For Singapore patent applications, it has been a common practice to make voluntary amendments in particular to the claims, at anytime before payment of the grant fee. The patent applications could proceed to grant even though the amendments were not searched and examined.

However, the above practice is no longer suitable in view of the amendments of the Singapore Patents Act which came into effect on 1 July 2004. For Singapore patent applications with filing dates on or after 1 July 2004, there is a requirement for each claim to be related to at least one examined claim. According to Section 2(3A) of the Singapore Patents Act, a claim is related to another claim if the 2 claims are identical; or each limitation in the second claim is identical to a limitation in the first claim; or differs from a limitation in the first claim only in expression but not in content; and more than one claim may be related to a single claim.

Therefore, if an applicant e.g. relies on an local Examination report, a local Search and Examination report or a corresponding International Preliminary Examination Report (IPRP) Chapter I or II for grant of a Singapore patent application, each claim in the application has to be related to at least one claim which has been examined and referred to in the relevant report relied on at the time of paying the grant fee. Similarly, the requirement for examined claims also applies if an applicant relies on prescribed information relating to a foreign corresponding application, e.g. a granted patent or a document setting out the final results of the search and examination as to substance. The new requirement thus imposes restrictions on the voluntary amendments that can be made to the claims of the applications before grant.

Even where no voluntary amendment is made, the new requirement for examined claims is still relevant.
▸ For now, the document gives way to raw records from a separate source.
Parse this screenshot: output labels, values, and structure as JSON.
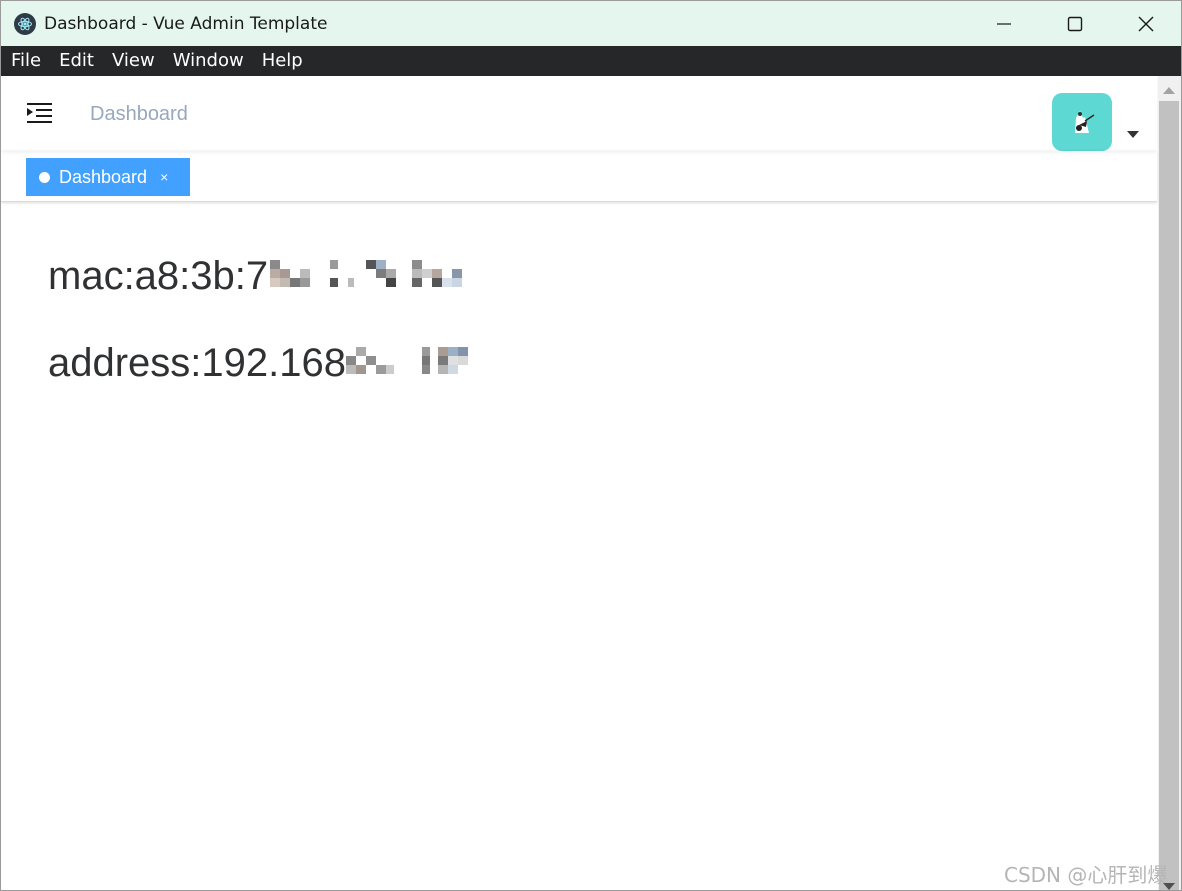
{
  "window": {
    "title": "Dashboard - Vue Admin Template"
  },
  "window_controls": [
    "minimize-icon",
    "maximize-icon",
    "close-icon"
  ],
  "menu": [
    {
      "label": "File"
    },
    {
      "label": "Edit"
    },
    {
      "label": "View"
    },
    {
      "label": "Window"
    },
    {
      "label": "Help"
    }
  ],
  "navbar": {
    "breadcrumb": "Dashboard",
    "hamburger_icon": "menu-fold-icon",
    "avatar_icon": "user-avatar",
    "dropdown_icon": "caret-down-icon"
  },
  "tags": [
    {
      "label": "Dashboard",
      "active": true,
      "close": "×"
    }
  ],
  "content": {
    "mac_visible": "mac:a8:3b:7",
    "address_visible": "address:192.168"
  },
  "colors": {
    "titlebar": "#e4f6ee",
    "menubar": "#262729",
    "active_tag": "#42a0ff",
    "breadcrumb_text": "#97a8be",
    "avatar_bg": "#5ed8d2",
    "body_text": "#303133"
  },
  "watermark": "CSDN @心肝到爆"
}
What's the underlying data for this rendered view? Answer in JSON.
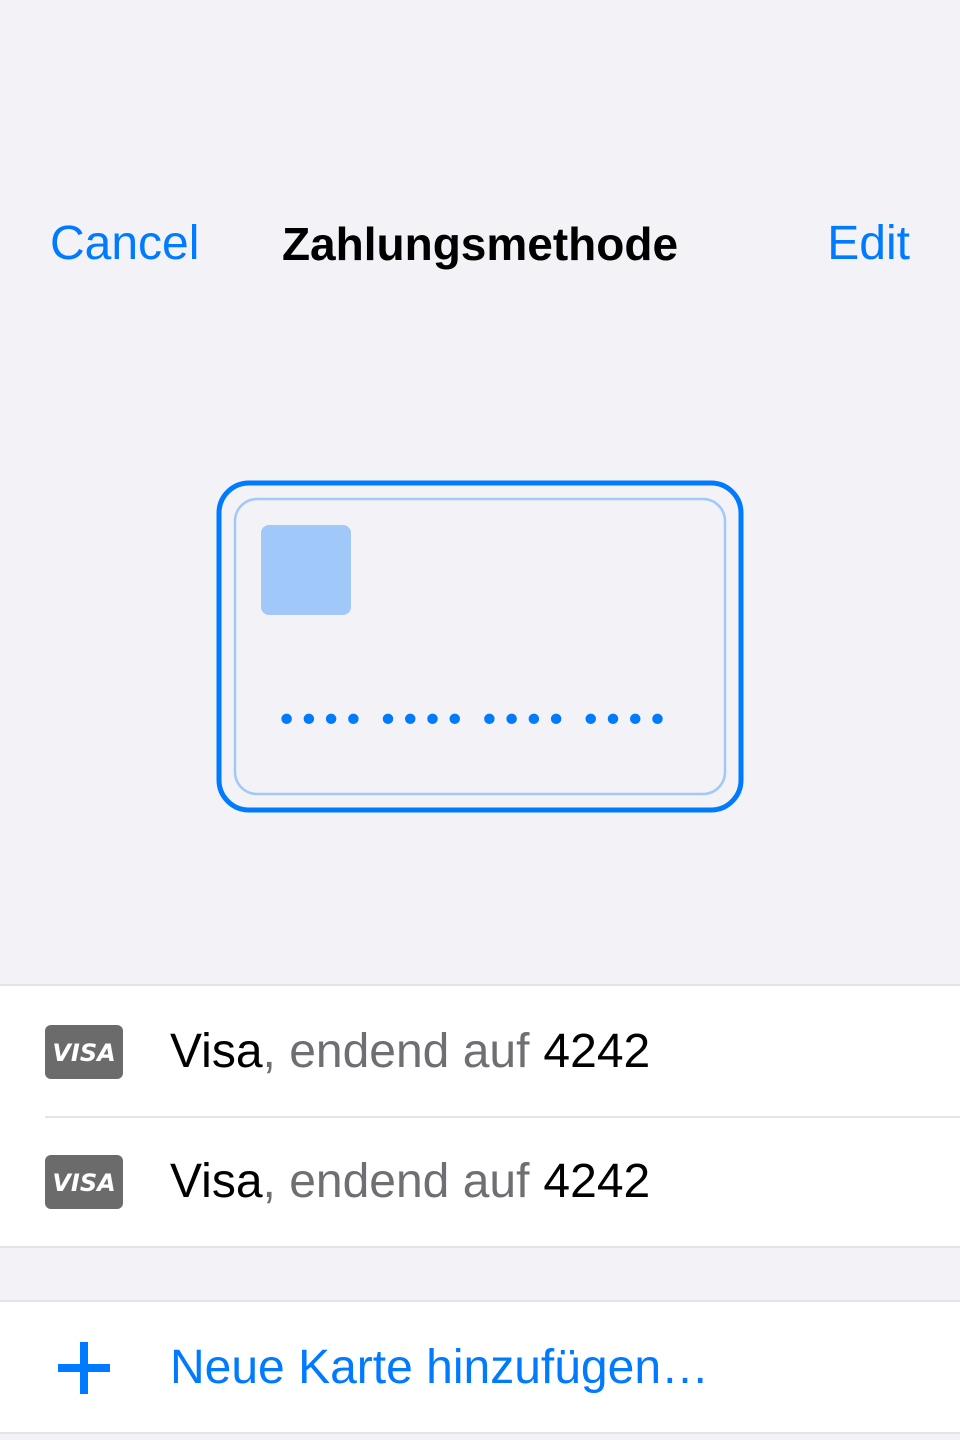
{
  "nav": {
    "cancel_label": "Cancel",
    "title": "Zahlungsmethode",
    "edit_label": "Edit"
  },
  "card_illustration": {
    "icon": "credit-card-icon",
    "masked_number": "•••• •••• •••• ••••"
  },
  "payment_methods": [
    {
      "brand_icon": "visa-logo",
      "badge_text": "VISA",
      "brand": "Visa",
      "connector": ", endend auf",
      "last4": "4242"
    },
    {
      "brand_icon": "visa-logo",
      "badge_text": "VISA",
      "brand": "Visa",
      "connector": ", endend auf",
      "last4": "4242"
    }
  ],
  "add_card": {
    "icon": "plus-icon",
    "label": "Neue Karte hinzufügen…"
  },
  "colors": {
    "accent": "#007aff",
    "background": "#f2f2f7",
    "secondary_text": "#6e6e73",
    "visa_badge": "#6b6b6b"
  }
}
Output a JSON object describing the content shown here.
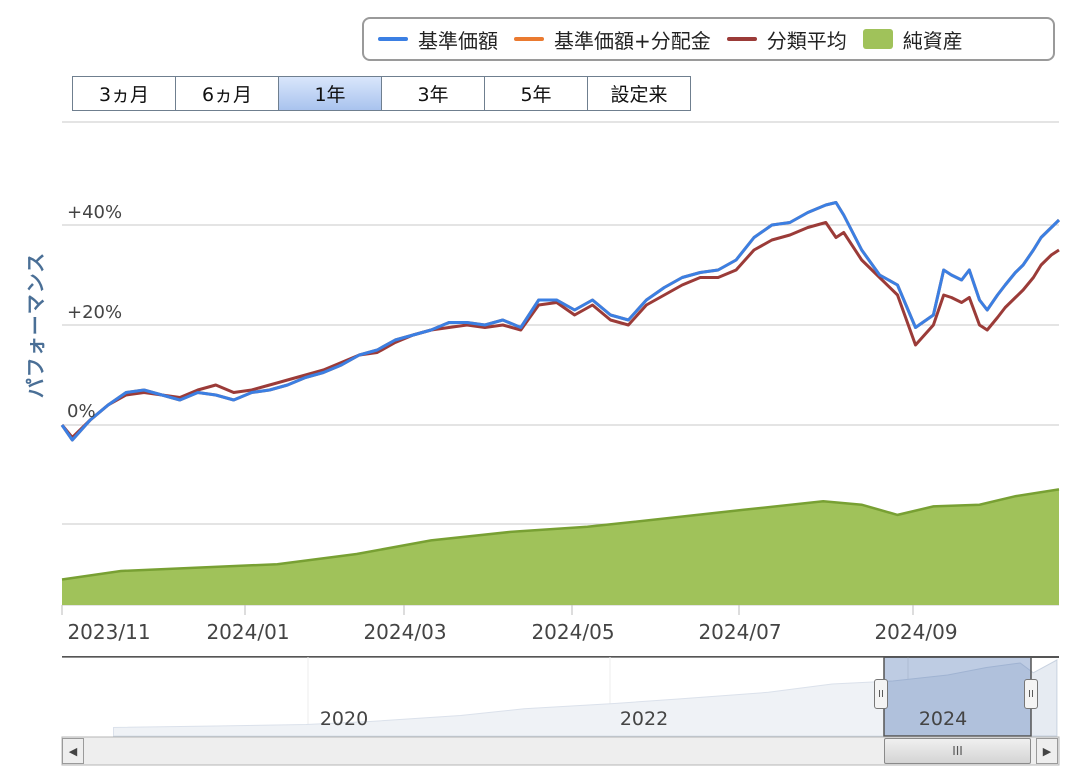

This is because there may be instances where not all of the claims are examined in the examination report relied on for grant, such an application would not satisfy the requirement for examined claims at grant stage.

In those circumstances, one option is to delete the unexamined claims. If, however, the unexamined claims are important and desired in the application, local examination may be requested so that the full set of claims would be examined in order to ensure that this new requirement is met.

As a requirement for grant, the presence of unexamined claims should result in refusal by the Singapore Patent Office to allow the application to proceed to grant. However, where applications are erroneously allowed to proceed to grant, presence of unexamined claims can still have severe consequences. More particular, the court or the Registrar may refuse to award damages, make an order for an account of profits or grant any other relief in proceedings for infringement if the alleged infringed claim is not related to any examined claims. Thus, it is important that applicants are aware of these consequences and proactively address this new requirement for examined claims.

In the event that an applicant only becomes aware of the existence or problem of unexamined claims after grant, the issue can be addressed by requesting for post grant search and examination of the unexamined claims. However, it is important to note that the request can not only be made by the applicant but also by third parties. Therefore, competitors are able to request for re-examination of the granted patent where the patent includes unexamined claims, causing the patentee to face the time and costs associated with the post grant search and examination procedures.

Again, this emphasises the importance that the applicants are aware of these consequences and proactively address this new requirement for examined claims at the time of paying the grant fee for Singapore patent applications.

The content of this article does not constitute legal advice and should not be relied on in that way. Specific advice should be sought about your specific circumstances.